══ EXERCISE MATERIALS ══

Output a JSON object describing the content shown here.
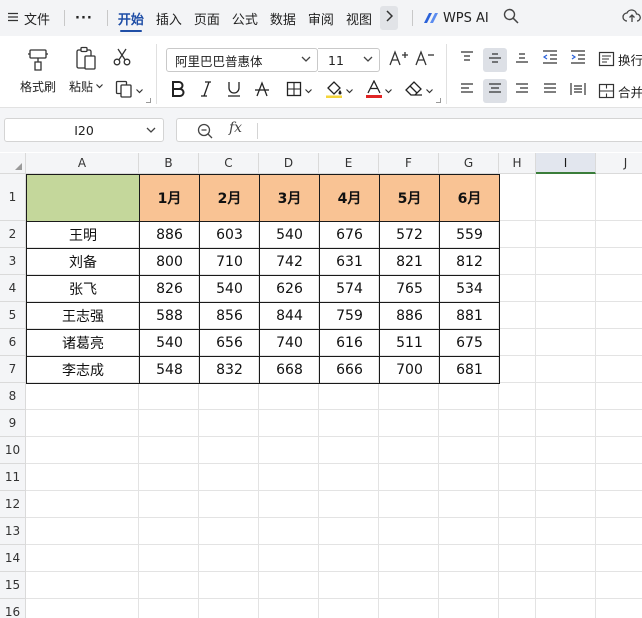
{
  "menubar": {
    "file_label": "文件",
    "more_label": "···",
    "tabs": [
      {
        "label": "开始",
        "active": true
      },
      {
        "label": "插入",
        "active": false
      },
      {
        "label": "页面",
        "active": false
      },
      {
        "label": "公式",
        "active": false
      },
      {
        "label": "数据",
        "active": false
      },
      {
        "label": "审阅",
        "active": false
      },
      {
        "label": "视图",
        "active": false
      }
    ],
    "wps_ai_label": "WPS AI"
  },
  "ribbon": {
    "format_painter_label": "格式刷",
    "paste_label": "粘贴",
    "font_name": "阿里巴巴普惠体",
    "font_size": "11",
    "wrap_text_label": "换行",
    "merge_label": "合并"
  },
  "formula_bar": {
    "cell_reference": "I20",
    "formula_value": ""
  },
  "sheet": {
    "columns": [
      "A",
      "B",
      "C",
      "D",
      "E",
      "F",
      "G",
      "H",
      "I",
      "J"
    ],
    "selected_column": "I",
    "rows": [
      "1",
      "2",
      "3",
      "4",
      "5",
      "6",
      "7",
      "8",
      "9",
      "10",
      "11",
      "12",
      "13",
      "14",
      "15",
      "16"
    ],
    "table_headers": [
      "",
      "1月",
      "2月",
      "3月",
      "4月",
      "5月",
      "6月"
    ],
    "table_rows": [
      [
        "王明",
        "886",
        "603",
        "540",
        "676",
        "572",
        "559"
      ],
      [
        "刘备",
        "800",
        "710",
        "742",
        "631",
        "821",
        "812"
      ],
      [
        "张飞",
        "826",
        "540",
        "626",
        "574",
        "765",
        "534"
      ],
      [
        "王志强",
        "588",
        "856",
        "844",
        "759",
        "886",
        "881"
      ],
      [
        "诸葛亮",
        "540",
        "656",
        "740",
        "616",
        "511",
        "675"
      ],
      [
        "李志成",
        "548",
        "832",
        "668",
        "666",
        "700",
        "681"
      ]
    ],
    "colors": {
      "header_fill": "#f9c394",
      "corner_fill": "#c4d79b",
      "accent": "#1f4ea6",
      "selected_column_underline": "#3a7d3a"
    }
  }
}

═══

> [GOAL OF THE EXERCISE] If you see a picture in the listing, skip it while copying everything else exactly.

> [SOLUTION]
Output a JSON object describing the content shown here.
{
  "menubar": {
    "file_label": "文件",
    "more_label": "···",
    "tabs": [
      {
        "label": "开始",
        "active": true
      },
      {
        "label": "插入",
        "active": false
      },
      {
        "label": "页面",
        "active": false
      },
      {
        "label": "公式",
        "active": false
      },
      {
        "label": "数据",
        "active": false
      },
      {
        "label": "审阅",
        "active": false
      },
      {
        "label": "视图",
        "active": false
      }
    ],
    "wps_ai_label": "WPS AI"
  },
  "ribbon": {
    "format_painter_label": "格式刷",
    "paste_label": "粘贴",
    "font_name": "阿里巴巴普惠体",
    "font_size": "11",
    "wrap_text_label": "换行",
    "merge_label": "合并"
  },
  "formula_bar": {
    "cell_reference": "I20",
    "formula_value": ""
  },
  "sheet": {
    "columns": [
      "A",
      "B",
      "C",
      "D",
      "E",
      "F",
      "G",
      "H",
      "I",
      "J"
    ],
    "selected_column": "I",
    "rows": [
      "1",
      "2",
      "3",
      "4",
      "5",
      "6",
      "7",
      "8",
      "9",
      "10",
      "11",
      "12",
      "13",
      "14",
      "15",
      "16"
    ],
    "table_headers": [
      "",
      "1月",
      "2月",
      "3月",
      "4月",
      "5月",
      "6月"
    ],
    "table_rows": [
      [
        "王明",
        "886",
        "603",
        "540",
        "676",
        "572",
        "559"
      ],
      [
        "刘备",
        "800",
        "710",
        "742",
        "631",
        "821",
        "812"
      ],
      [
        "张飞",
        "826",
        "540",
        "626",
        "574",
        "765",
        "534"
      ],
      [
        "王志强",
        "588",
        "856",
        "844",
        "759",
        "886",
        "881"
      ],
      [
        "诸葛亮",
        "540",
        "656",
        "740",
        "616",
        "511",
        "675"
      ],
      [
        "李志成",
        "548",
        "832",
        "668",
        "666",
        "700",
        "681"
      ]
    ],
    "colors": {
      "header_fill": "#f9c394",
      "corner_fill": "#c4d79b",
      "accent": "#1f4ea6",
      "selected_column_underline": "#3a7d3a"
    }
  }
}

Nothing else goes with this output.